Your Music Catalog : Itunes Aggregator vs Directly
There are two ways to work with Itunes, directly, or through Aggregators. Music aggregators are growing in popularity particularly with new artists in large part because in order to work directly with itunes you must meet certain somewhat difficult requirements. Primarily you must have 20 albums (however short) in your catalog, as well as proper Mac hardware and software, and proper internet connections. Also you must have UPCs (Universal Product Codes) for all products you intend to sell, as well as an ISRC (International Standard Recording Codes) for each track you will retail.
Aggregators on the other hand allow artists to work with Itunes managing their music though their platform and by helping with technical and cataloging requirements. These companies charge a fee (40-60 dollars per album per year) to develop the necessary sales codes and managing their music in relation to retail outlets. The two main aggregators are Cd Baby and Tune Core.
Record your Tracks Properly and Get Album Cover Art
For music to be formatted properly for Itunes aggregators it needs to be saved in a WAV format. Aggregators will also provide clear instructions on file settings before conversion for the best quality and compliance with the Itunes system.
Additionally, you will need album cover art, either design it yourself or have it done by someone. Quality, Clear, Original (ie not copyright infringing) cover designs work best to create a professional image, and get exposure on recommendation and genre groupings. This is sometimes better outsourced to graphics professionals who can deliver a quality work product at a reasonable price.
Getting a Tax ID : LLC or Individually
To sell your music online you will need to have a tax id number. One can either form an LLC or include the income on their personal income tax.
For a band, group, or any other potentially expandable music format, it is usually a good idea to form an LLC. This Limited Liability Corporation, or similar business structure offers some advantages for a band or group. Once this LLC is formed you can apply to get a tax id number for it as an business entity.
For an individual performer just starting it is fine to use your personal social security number as your tax id number. This means the income you generate from sales will be on your personal income tax.
Either option works to get on Itunes, but if you plan on music as a career or if you are part of a group an LLC is advisable. You can file an LLC application on your own, however it may be advisable to use an attorney for the filing so as to plan the best way to incorporate and not have your application declined.

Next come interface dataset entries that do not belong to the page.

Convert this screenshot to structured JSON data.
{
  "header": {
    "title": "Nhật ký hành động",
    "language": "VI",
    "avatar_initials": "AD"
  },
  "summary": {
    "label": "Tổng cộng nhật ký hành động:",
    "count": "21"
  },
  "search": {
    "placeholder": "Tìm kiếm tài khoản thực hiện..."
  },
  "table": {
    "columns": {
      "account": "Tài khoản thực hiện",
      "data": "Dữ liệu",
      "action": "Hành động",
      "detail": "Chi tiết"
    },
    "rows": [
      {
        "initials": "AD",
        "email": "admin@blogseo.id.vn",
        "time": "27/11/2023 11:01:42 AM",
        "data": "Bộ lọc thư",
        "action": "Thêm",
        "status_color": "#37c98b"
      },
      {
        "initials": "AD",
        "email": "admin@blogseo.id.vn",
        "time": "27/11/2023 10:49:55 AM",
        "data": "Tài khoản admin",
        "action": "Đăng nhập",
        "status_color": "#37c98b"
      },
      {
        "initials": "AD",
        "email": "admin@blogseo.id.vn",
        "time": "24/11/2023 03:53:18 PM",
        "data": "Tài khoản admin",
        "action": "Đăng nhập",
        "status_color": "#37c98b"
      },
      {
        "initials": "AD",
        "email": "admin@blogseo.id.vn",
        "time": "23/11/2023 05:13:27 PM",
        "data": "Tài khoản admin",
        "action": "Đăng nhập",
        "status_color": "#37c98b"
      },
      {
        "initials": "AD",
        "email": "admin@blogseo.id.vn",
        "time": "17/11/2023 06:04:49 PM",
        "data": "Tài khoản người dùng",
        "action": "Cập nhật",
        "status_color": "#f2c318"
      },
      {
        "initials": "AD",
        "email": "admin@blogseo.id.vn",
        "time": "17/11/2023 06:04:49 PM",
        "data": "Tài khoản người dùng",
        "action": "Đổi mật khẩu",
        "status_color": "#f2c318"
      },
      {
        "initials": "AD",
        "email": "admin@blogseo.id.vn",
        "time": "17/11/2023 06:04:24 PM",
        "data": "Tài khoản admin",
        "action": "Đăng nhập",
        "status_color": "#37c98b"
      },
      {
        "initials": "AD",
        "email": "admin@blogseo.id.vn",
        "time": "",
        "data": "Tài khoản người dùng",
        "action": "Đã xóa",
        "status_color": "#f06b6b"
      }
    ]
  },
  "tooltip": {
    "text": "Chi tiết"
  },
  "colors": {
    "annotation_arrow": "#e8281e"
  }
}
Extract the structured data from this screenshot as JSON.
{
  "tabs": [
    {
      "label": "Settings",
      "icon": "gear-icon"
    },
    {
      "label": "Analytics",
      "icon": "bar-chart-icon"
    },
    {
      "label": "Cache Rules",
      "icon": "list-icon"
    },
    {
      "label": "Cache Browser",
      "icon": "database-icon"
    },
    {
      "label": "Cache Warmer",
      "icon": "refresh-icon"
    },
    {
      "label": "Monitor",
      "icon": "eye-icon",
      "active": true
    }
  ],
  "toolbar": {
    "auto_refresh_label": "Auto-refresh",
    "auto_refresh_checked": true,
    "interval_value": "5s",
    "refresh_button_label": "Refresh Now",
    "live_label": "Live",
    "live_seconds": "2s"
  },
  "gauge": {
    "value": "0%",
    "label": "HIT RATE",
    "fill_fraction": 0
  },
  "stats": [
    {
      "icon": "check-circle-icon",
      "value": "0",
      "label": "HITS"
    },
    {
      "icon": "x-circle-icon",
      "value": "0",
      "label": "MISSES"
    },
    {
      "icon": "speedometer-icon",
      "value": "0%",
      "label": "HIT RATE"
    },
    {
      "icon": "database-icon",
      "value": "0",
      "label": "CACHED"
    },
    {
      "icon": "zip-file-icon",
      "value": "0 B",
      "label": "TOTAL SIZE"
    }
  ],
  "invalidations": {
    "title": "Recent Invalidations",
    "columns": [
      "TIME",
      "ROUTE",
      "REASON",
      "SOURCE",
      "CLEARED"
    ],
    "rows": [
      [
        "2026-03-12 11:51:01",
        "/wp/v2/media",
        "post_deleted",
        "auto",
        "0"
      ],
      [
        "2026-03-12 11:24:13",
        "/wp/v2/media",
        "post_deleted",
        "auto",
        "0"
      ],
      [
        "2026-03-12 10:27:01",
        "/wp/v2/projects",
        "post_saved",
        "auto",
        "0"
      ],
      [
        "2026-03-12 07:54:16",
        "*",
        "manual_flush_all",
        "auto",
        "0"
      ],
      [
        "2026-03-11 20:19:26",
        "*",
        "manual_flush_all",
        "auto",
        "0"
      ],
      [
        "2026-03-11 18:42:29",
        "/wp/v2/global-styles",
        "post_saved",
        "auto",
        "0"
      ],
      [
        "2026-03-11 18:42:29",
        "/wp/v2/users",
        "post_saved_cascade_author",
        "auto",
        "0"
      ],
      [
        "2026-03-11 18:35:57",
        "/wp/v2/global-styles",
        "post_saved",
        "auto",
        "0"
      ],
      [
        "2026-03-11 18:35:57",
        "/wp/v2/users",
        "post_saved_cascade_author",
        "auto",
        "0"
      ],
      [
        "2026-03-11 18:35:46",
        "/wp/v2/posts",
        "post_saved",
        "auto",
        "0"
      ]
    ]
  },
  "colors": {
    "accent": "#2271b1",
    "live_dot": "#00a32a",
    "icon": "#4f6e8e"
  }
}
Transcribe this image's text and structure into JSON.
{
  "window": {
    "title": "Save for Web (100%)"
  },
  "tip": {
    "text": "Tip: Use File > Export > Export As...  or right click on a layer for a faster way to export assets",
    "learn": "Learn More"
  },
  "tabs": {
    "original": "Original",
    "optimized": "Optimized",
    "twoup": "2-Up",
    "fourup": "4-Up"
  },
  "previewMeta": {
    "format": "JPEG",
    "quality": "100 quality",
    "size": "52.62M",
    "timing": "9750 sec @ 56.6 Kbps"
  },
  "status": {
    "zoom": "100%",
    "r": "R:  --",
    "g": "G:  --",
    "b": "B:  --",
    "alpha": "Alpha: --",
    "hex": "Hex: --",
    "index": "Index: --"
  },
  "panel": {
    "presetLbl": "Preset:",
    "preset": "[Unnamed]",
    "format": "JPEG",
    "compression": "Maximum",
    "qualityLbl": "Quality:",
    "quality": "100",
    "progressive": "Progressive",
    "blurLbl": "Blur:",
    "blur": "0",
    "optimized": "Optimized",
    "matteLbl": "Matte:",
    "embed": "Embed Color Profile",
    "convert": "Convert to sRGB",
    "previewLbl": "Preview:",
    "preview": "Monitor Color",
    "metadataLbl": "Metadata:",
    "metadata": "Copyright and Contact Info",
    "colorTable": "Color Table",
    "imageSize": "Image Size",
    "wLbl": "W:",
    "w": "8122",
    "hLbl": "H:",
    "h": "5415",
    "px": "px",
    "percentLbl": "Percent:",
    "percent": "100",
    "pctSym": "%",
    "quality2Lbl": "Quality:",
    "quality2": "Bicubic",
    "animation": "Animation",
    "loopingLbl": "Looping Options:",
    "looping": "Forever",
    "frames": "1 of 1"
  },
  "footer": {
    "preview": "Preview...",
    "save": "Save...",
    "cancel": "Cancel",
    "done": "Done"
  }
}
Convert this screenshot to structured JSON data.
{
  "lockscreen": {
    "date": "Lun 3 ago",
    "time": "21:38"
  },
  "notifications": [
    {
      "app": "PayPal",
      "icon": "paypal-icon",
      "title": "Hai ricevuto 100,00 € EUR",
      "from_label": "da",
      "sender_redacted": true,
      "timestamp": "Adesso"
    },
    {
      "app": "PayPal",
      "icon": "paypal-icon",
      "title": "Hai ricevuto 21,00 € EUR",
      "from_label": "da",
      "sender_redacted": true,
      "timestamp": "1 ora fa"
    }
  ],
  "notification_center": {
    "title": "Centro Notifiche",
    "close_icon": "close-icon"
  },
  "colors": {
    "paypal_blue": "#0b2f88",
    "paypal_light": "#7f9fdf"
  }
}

Your Ready to Go!! But Wait, Read on.
Following the above steps is all you need to get yourself on Itunes. However, there are various fees involved in the process, as well as applications, and legal considerations that one should fully contemplate.
Along the way, it can be very useful to educate yourself and discuss some aspects of your music career and decisions with a lawyer. This does not necessarily have to be expensive. The more you know, the more concise and specific your particular discussion with an attorney can be.
There are some key things to investigate fully and consider speaking with an attorney about such as, forming an LLC as a group of partners (members of a band), the band's or entertainers name and potential trademarks, and copyrighting your music.
Trademark your Name
All artists should seek to trademark their name. This can become a difficult process and may require an attorney but it may also be done individually. The name can be the artists stage name, or their bands name, also under special circumstances a website domain name can be trademarked. One must be careful to investigate similar names and make sure not to infringe on someone else's trademark. A lawyer can help you make your trademark application unique and distinguishable from others.
Copyright your Music
Copyrighting your music is an important aspect of being a musician, performer, band, singer, songwriter, or producer. It affords you protections against misuse of your music and clarifies your rights to future application of your music. Online filing cost around 35 dollar per filing. One technique is to copyright a group of songs together in a soundscape (similar to an album grouping) (1 hr or less) under one copyright application. This can save money and protect a larger body of work under one copyright.
While some do not consider problems down the line with others copying or altering your music, a copyright in your works grants you clear rights, helps prevent these problems from happening in the first place, and gives you clear and solid ground from which to defend your rights in your music.
Getting an Entertainment Attorney or Manager
Either before or after you have begun retailing your music it is advisable to consider partnering with the right professionals to grow your career as effectively as possible. A manager is a great way to have a partner help you with your career through marketing, placement, direction, and management. Also, a good entertainment lawyer can lend you valuable advice on what moves to make when it comes to building your music business and protecting your music and brand.
Setting yourself up to sell online is only the beginning of a successful music career. It takes continued musical development, marketing, drive, and protection of what you have created. For these reasons, and for help in navigating any of the above steps consider investing in yourself and your career by consulting and partnering with professionals who can help you achieve your goals.
Our Rating is calculated using information the lawyer has included on their profile in addition to the information we collect from state bar associations and other organizations that license legal professionals. Attorneys who claim their profiles and provide Avvo with more information tend to have a higher rating than those who do not.
What determines Avvo Rating?Experience & background
Years licensed, work experience, education
Legal community recognition
Peer endorsements, associations, awards
Legal thought leadership
Publications, speaking engagements
This lawyer was disciplined by a state licensing authority in .
Disciplinary information may not be comprehensive, or updated. We recommend that you always check a lawyer's disciplinary status with their respective state bar association before hiring them.